When Tom Seaver received 425 of 430 votes in 1992, his 98.84 percentage topped the mark set by Ty Cobb in 1936. A dominant pitcher when offense ruled in the Steroids Era, Maddux has a chance to enter Cooperstown with a little extra bit of fame.
"I just have just never come across any human being, whether they're a voter or just a fan, that doesn't think Greg Maddux is a Hall of Famer and one of the greatest pitchers who ever pitched," The Boston Globe's Nick Cafardo said Tuesday. "I can't imagine someone not voting for him. So I would guess that he's going to break Seaver's record."
Maddux is among three high-profile players on the Baseball Writers' Association of America ballot for the first time, joined by former Atlanta Braves teammate Tom Glavine and Chicago White Sox slugger Frank Thomas.
Holdovers include Craig Biggio, who topped voting at 68 percent last year, 39 votes short of the 75 percent needed for election. It was only the second time in four decades the BBWAA failed to elect anyone.
Ken Gurnick of MLB.com, a former reporter for the Los Angeles Herald Examiner, said Tuesday the only player he voted for was Jack Morris, on the writers' ballot for the 15th and final time after falling 42 votes shy last year.
"To me, I didn't exclude Maddux.
Gurnick said Morris also was the only player he voted for in 2013 and added he intends to abstain in future elections.
"Some people quibble over when the era starts, but the bulk of his career was in my opinion well before all of the widespread use of performance-enhancing drugs," Gurnick said.
Given that 569 ballots were submitted in 2013, Maddux likely could be omitted from six this year and still break Seaver's record.
Back in 1992, Seaver was left off by Paul Hagen of the Philadelphia Daily News, Bob Hertzel of The Pittsburgh Press and freelance writer Bob Hunter. They all submitted blank ballots to protest the decision by the Hall of Fame board of directors to bar Pete Rose from the vote because of his lifetime ban from baseball following a gambling probe.

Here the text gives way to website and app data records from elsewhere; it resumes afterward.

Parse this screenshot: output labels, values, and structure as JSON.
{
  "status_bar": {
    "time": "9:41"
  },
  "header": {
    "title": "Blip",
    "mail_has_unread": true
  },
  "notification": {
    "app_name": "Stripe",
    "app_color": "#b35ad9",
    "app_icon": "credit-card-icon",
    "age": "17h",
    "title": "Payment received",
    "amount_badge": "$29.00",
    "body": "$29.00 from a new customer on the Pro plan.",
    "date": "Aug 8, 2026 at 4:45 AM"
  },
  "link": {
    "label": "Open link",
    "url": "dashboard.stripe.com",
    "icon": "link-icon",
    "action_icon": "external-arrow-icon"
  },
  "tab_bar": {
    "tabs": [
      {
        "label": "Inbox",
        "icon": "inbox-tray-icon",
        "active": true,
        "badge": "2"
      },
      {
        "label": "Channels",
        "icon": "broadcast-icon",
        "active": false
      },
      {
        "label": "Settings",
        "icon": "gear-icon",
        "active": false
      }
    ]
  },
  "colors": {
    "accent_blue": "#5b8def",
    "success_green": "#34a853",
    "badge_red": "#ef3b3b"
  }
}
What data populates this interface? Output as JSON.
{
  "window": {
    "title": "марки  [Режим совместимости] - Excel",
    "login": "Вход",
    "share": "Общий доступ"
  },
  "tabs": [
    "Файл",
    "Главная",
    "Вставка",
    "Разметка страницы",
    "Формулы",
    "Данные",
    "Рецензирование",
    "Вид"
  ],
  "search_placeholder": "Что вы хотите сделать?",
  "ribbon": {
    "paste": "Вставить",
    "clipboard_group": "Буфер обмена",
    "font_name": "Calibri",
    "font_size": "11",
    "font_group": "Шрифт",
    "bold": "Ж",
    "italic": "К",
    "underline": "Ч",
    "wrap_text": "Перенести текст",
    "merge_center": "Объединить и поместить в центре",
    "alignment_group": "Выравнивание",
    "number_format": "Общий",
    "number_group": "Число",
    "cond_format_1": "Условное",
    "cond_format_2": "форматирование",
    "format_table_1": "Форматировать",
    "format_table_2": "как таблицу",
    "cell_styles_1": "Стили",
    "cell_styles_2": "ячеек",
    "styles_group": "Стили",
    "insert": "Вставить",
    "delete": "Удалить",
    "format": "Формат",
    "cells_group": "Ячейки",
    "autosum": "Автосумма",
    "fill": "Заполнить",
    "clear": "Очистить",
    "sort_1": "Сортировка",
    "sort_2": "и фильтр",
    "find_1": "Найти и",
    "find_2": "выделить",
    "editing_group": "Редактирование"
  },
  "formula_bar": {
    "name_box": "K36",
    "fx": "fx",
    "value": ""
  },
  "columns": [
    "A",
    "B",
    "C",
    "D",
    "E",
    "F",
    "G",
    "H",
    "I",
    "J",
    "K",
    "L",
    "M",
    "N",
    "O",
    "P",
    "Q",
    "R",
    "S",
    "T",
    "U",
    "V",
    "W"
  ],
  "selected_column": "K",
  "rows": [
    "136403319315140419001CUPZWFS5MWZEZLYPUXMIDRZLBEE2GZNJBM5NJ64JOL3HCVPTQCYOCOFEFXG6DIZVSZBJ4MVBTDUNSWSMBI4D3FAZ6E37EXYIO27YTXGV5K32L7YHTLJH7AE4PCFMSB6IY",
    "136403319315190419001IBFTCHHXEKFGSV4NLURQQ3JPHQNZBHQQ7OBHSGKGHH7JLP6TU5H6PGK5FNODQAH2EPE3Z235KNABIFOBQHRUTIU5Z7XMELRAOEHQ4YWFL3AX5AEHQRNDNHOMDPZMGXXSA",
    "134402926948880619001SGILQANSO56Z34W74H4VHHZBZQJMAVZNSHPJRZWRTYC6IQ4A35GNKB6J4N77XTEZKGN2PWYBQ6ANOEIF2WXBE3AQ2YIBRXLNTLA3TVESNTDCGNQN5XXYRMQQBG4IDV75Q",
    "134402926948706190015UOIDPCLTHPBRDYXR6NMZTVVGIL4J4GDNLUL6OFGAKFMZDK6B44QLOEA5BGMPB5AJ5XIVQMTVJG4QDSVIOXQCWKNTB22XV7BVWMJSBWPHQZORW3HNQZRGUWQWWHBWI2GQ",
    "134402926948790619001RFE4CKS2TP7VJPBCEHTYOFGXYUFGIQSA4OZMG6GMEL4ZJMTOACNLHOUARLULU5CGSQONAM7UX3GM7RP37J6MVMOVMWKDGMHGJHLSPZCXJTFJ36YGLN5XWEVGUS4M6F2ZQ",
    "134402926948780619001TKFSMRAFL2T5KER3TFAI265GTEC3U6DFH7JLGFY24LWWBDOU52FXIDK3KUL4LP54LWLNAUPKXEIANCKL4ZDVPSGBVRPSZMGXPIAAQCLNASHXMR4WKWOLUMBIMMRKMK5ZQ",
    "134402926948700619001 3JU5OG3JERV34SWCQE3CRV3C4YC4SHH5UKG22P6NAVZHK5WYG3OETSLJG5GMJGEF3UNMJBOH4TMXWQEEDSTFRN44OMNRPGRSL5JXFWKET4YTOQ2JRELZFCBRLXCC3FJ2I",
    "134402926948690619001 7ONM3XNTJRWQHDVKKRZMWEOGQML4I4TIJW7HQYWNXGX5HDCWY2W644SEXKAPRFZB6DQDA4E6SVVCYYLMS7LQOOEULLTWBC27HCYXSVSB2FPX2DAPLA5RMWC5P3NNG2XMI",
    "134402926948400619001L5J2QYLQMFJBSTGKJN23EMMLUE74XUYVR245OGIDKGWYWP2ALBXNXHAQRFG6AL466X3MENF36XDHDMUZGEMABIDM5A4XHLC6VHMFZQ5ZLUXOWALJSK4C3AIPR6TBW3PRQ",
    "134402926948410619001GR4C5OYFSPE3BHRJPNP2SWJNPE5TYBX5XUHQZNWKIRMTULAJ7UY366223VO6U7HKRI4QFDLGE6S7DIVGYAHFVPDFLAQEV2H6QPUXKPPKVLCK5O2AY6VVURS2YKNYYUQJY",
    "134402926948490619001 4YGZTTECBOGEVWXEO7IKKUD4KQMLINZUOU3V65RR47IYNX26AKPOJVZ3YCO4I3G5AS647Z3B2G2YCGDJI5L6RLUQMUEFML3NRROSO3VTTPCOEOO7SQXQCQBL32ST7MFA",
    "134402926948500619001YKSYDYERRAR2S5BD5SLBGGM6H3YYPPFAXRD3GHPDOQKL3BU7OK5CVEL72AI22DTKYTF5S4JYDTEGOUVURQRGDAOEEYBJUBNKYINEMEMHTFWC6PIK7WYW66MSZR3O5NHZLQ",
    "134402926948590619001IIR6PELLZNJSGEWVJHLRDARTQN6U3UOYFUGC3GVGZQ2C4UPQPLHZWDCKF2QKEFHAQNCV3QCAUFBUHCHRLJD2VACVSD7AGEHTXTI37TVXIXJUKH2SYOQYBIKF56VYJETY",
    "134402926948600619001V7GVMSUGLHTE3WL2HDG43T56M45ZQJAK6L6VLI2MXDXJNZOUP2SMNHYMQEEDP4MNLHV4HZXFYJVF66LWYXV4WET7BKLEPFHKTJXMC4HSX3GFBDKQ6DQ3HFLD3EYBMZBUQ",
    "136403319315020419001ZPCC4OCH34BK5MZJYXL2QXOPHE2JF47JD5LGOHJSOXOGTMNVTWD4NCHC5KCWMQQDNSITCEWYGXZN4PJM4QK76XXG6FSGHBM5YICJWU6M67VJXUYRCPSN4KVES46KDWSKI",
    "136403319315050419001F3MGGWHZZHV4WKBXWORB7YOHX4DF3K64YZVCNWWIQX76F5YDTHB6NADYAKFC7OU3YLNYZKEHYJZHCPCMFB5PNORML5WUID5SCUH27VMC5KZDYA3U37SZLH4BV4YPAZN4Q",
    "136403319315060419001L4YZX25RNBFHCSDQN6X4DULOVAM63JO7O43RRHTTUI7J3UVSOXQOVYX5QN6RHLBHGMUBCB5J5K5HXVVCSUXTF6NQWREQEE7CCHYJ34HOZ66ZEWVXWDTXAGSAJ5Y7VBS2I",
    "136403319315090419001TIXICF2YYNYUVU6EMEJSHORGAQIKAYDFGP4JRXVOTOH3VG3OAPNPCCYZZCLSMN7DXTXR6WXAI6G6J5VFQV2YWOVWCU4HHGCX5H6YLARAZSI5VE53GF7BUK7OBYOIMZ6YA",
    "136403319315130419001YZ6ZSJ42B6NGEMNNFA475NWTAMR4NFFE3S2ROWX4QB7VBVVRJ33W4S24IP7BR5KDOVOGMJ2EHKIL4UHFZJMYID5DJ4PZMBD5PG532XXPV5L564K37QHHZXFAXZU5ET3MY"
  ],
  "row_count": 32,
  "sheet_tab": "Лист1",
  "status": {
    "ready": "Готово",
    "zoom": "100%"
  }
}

Retired writers Deane McGowen and Bud Tucker also did not vote for Seaver.
"If it had cost Seaver anything, yeah, I probably would regret it at some level, but it didn't really cost him anything," Hagen, now with MLB.com, said Tuesday. "He still got the highest vote (percentage) total ever, and he wouldn't have been unanimous anyway."
The Steroids Era has impacted the vote totals of players with stellar statistics. In initial appearances last year, Mike Piazza was at 57.8 percent, Roger Clemens at 37.6, Barry Bonds at 36.2 and Sammy Sosa at 12.5. Mark McGwire received 16.9 on his seventh try.
The Baseball Think Factory website compiled votes by writers who made their opinions public, and with 161 ballots had Maddux at 99 percent, followed by Glavine (96), Thomas (91) and Biggio (79). The website's count had Piazza (68), Jeff Bagwell (61) and Morris (60) falling short along with Tim Raines (55), Bonds (42), Clemens (41), Curt Schilling (37) and Mike Mussina (29).
McGwire (14) and Sosa (8) had little support.
Eighth on the wins list with a 355-227 record and a 3.16 ERA over 23 seasons, Maddux won four consecutive Cy Young Awards from 1992-95 and a record 18 Gold Gloves with the Chicago Cubs, Atlanta, the Los Angeles Dodgers and San Diego. An eight-time All-Star, he won at least 13 games in 20 straight seasons.
Among pitchers with 3,000 innings whose careers began in 1921 or later—after the Dead Ball Era—Maddux's 1.80 walks per nine innings is second only to Robin Roberts' 1.73, according to STATS.
Glavine, a 10-time All-Star and a two-time Cy Young winner, was 305-203 over 22 seasons. At the induction ceremony in Cooperstown on July 27, Maddux and Glavine figure to join their former manager Bobby Cox, elected last month by the expansion-era committee along with Joe Torre and Tony La Russa.
A two-time AL MVP, Thomas hit .301 with 521 homers and 1,704 RBIs in 19 seasons with the White Sox, Toronto and Oakland.
Biggio was a seven-time All-Star who spent his entire 20-year career in the majors with Houston. He had 3,060 hits, 668 doubles and 414 steals and set a big league record by getting hit with pitches 285 times.
Approximately 600 writers who have been members of the BBWAA for 10 consecutive years at any point considered the 36-player ballot.
Next year's ballot could be even more crowded when Randy Johnson, Pedro Martinez, John Smoltz, Carlos Delgado and Gary Sheffield become eligible, five years after their retirements. The BBWAA last month formed a committee to study whether the organization should ask the Hall to change the limit of 10 players per ballot.